Do you recollect studying calculus in high school? Does the concept of differentiation and integration sound familiar? When we were in school, ‘Derivatives‘ held a different meaning – it was just the process of working through challenging integration and differentiation equations.

Let me try to jog your memory – the aim here is to get the point across without getting too deep into the nuts and bolts of solving a calculus issue. It’s essential to keep on reading, as this discussion is specifically related to options.

Consider the following scenario:


  1. The car starts at zero kilometres and travels five kilometres in the first 12 minutes. After another eight minutes, it covers an additional three kilometres, reaching a total of eight kilometres.


– Let ‘x’ represent the distance and ‘dx’ represent the change in distance. The change in distance, or ‘dx’, is calculated as 3 (8 – 5).

– Similarly, let ‘t’ represent time and ‘dt’ represent the change in time. The change in time, or ‘dt’, is 8 (20 – 12).

– Dividing the change in distance by the change in time gives us the velocity, denoted as ‘V’.
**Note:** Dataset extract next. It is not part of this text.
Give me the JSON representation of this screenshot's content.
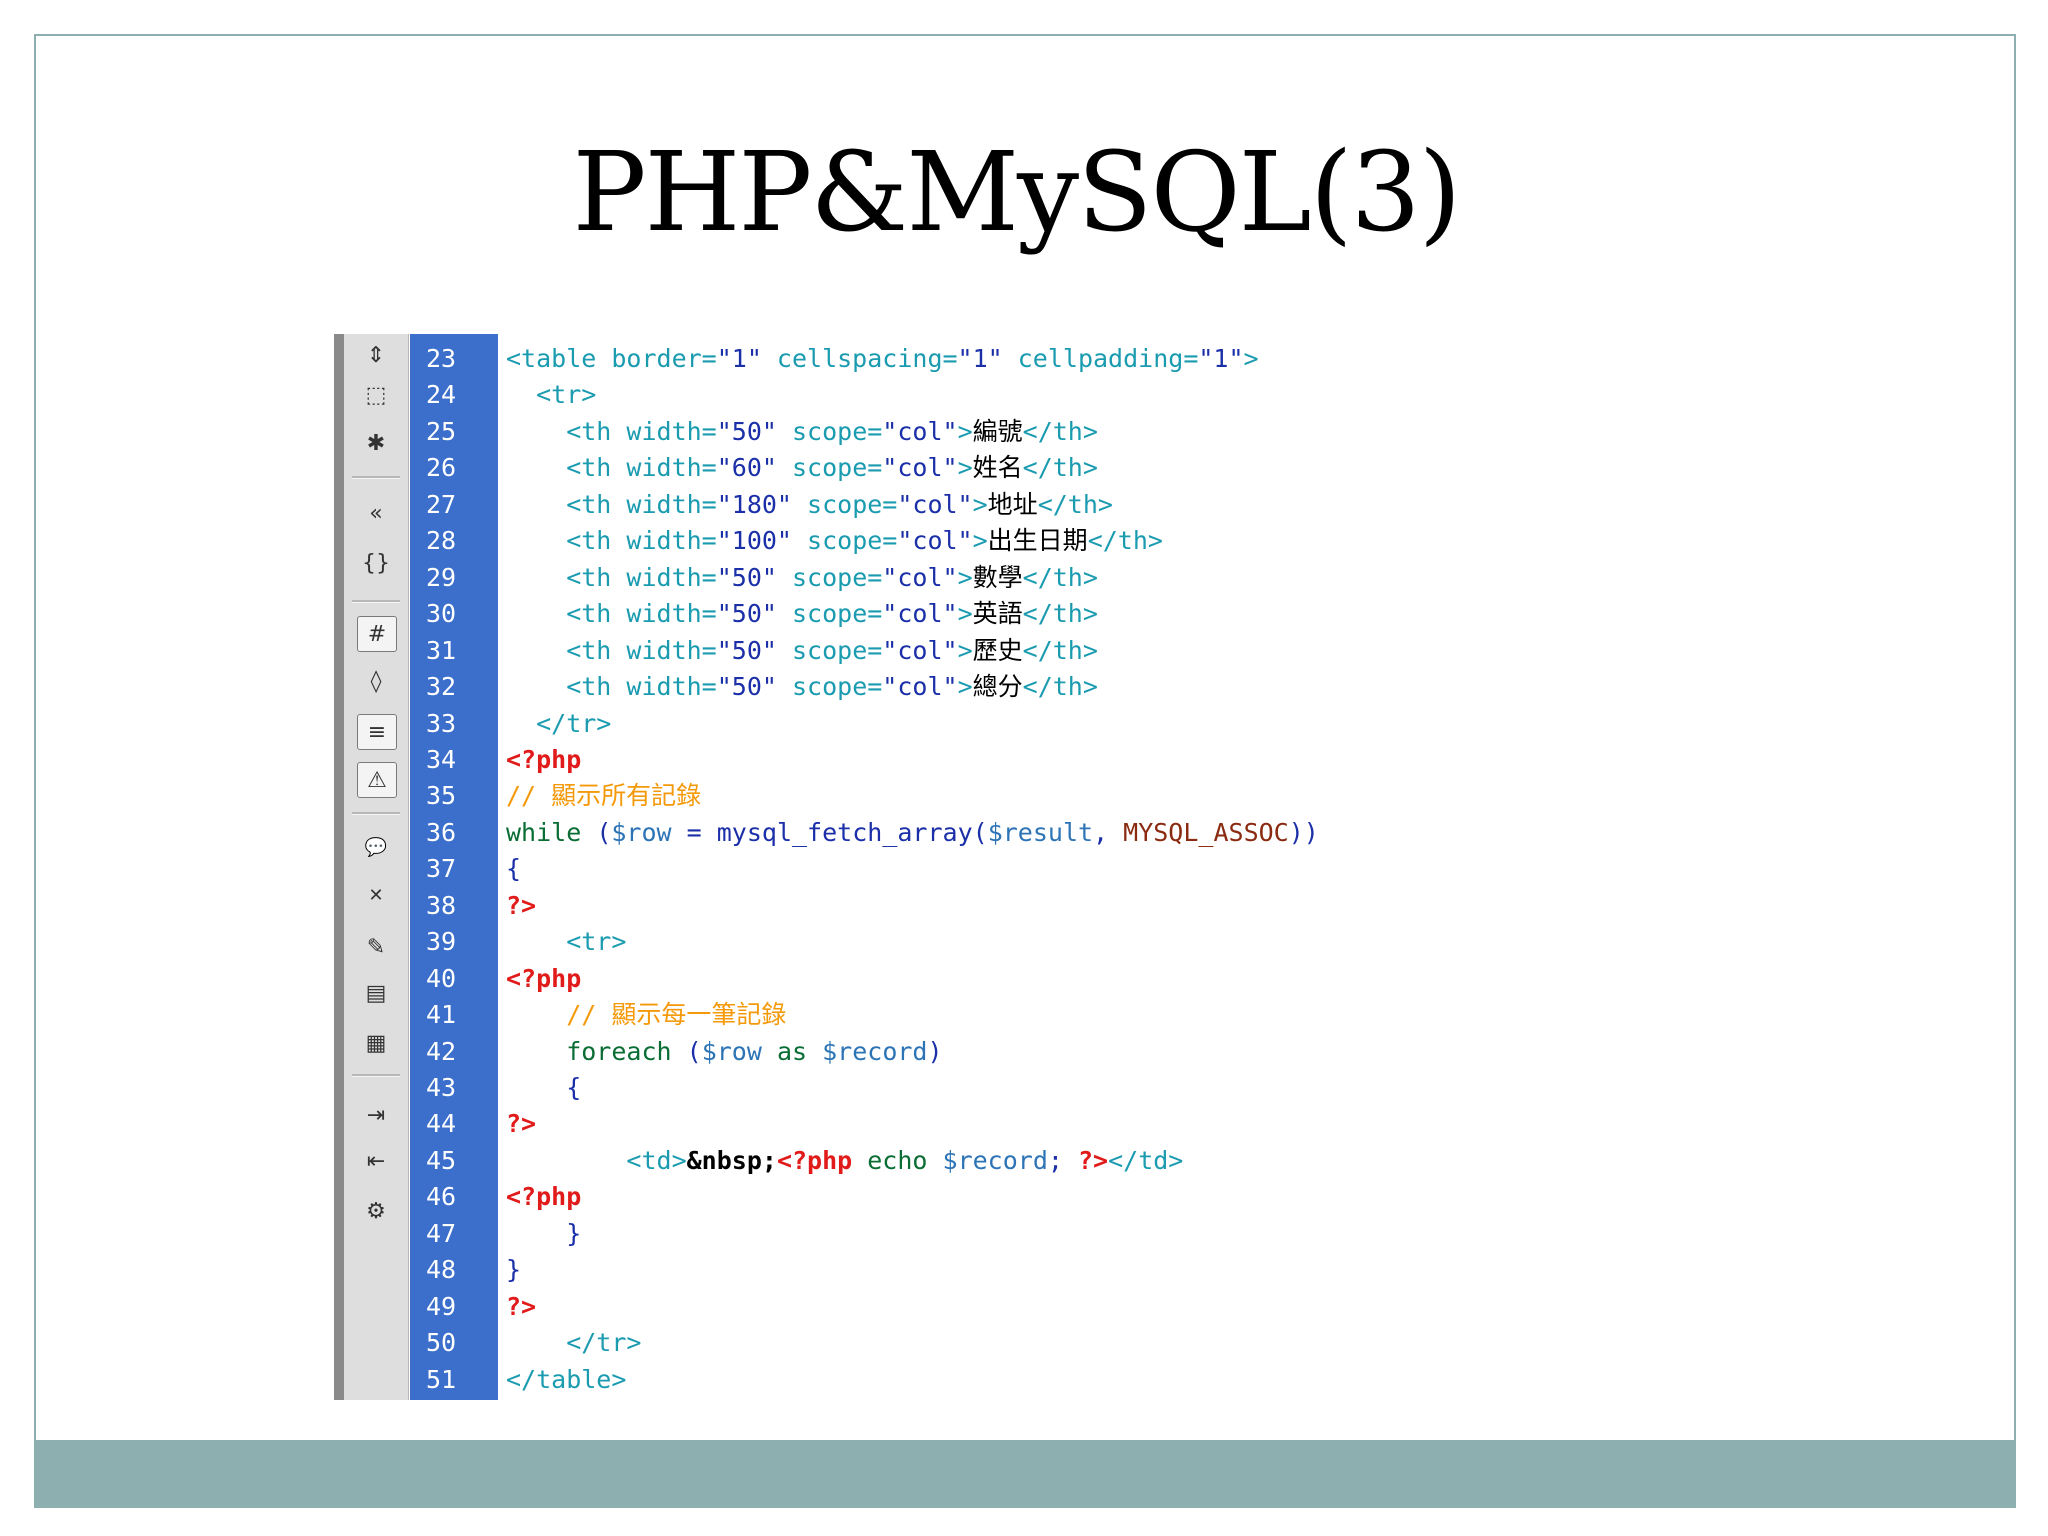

– V = dx / dt = 3/8.

– The velocity is expressed in kilometres per minute.


  1. To convert 3/8 to KMPH, we need to adjust the unit of time to hours. In the last 8 minutes is equivalent to 8/60 hours, we can substitute this value back into the equation.

– V = 3 / (8/60) = (3 * 60) / 8 = 22.5 KMPH.

– Hence, the car is moving at a velocity of 22.5 KMPH (kilometres per hour).


  1. It took the car 20 minutes to cover the first eight kilometres. Suppose the car continues for another six minutes, reaching the fourteenth kilometre marker.


– The speed of the car during the first part of the journey was 22.5 KMPH. By calculating the change in distance (dx=6) and the change in time (dt=6) during the second part, we can determine its velocity.

– The velocity for the second part is calculated as 6 KMPH (dx=6 and dt=6).


  1. Let’s introduce ‘dv’ as the change in velocity, which represents acceleration.


– The change in velocity can be determined by subtracting the initial velocity (22.5 KMPH) from the final velocity (6 KMPH).

– The change in velocity is 6 KMPH – 22.5 KMPH = -16.5 KMPH.

– The negative sign indicates a decrease in velocity, suggesting deceleration.


  1. While the change in velocity indicates deceleration, it’s important to note that this example focuses on velocity changes within a specific context. This explanation helps provide insights into the concept of acceleration, although seemingly unrelated to the concept of Gamma.


We made things much easier by assuming that acceleration is constant. Of course, in reality, this isn’t the case as you naturally accelerate at different speeds. If such a problem involves changes in one variable due to another, one must delve into a branch of calculus which is known as Differential Equations. 


Let’s consider the following now: 

Distance travelled (position) changes according to velocity, which is referred to as the 1st order derivative of position.

Change in Velocity = Acceleration

Acceleration is the rate at which velocity changes, which is itself the rate of change in position.

Therefore, Acceleration can be said to be the rate of change of Velocity or the second derivative of Position.

Bear in mind the 1st and 2nd derivatives as we continue to analyse Gamma.